Your objective:
For every line in the entries that contains "Nome", show the whole line.

Input data:
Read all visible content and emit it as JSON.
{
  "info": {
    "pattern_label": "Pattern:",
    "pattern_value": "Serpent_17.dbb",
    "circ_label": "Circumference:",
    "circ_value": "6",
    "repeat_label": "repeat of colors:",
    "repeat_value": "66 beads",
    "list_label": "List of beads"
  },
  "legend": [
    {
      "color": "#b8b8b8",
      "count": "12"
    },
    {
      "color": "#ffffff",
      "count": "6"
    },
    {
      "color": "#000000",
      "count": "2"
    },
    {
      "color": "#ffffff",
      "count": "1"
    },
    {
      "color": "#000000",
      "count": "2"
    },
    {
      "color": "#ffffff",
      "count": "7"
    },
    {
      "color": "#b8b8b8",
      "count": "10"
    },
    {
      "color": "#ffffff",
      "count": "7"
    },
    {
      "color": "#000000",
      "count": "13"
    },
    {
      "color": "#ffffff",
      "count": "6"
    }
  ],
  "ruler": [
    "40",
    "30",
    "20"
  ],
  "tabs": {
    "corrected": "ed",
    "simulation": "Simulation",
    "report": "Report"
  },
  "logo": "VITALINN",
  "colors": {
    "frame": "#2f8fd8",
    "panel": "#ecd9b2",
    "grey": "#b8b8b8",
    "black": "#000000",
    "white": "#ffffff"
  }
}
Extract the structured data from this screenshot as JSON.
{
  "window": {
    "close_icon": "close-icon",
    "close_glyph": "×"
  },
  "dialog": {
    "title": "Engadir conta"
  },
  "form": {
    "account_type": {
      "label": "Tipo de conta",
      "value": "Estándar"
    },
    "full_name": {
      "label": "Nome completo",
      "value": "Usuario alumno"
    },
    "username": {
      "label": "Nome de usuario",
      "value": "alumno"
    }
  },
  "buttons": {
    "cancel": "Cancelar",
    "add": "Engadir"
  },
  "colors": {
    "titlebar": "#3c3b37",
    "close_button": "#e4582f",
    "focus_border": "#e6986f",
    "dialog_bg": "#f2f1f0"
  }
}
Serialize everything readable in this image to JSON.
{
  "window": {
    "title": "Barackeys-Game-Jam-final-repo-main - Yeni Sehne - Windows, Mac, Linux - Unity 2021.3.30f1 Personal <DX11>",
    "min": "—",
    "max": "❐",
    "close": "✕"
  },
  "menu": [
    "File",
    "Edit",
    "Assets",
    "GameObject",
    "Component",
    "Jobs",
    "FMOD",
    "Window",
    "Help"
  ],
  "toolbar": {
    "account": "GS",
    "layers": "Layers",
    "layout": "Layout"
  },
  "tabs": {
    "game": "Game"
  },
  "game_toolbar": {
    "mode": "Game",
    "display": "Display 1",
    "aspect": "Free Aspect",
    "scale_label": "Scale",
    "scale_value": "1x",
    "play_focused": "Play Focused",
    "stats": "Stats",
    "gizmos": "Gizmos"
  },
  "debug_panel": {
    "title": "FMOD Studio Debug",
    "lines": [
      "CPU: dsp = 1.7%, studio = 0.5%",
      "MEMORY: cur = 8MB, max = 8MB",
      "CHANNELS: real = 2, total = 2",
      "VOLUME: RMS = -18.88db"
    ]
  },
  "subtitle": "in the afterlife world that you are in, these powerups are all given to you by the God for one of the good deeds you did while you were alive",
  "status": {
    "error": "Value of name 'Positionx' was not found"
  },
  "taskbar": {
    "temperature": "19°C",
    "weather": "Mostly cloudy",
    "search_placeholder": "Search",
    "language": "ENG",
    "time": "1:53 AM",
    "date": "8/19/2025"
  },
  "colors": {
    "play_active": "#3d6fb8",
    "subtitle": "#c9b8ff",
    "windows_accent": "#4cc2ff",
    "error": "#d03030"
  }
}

Expected output:
      "label": "Nome completo",
      "label": "Nome de usuario",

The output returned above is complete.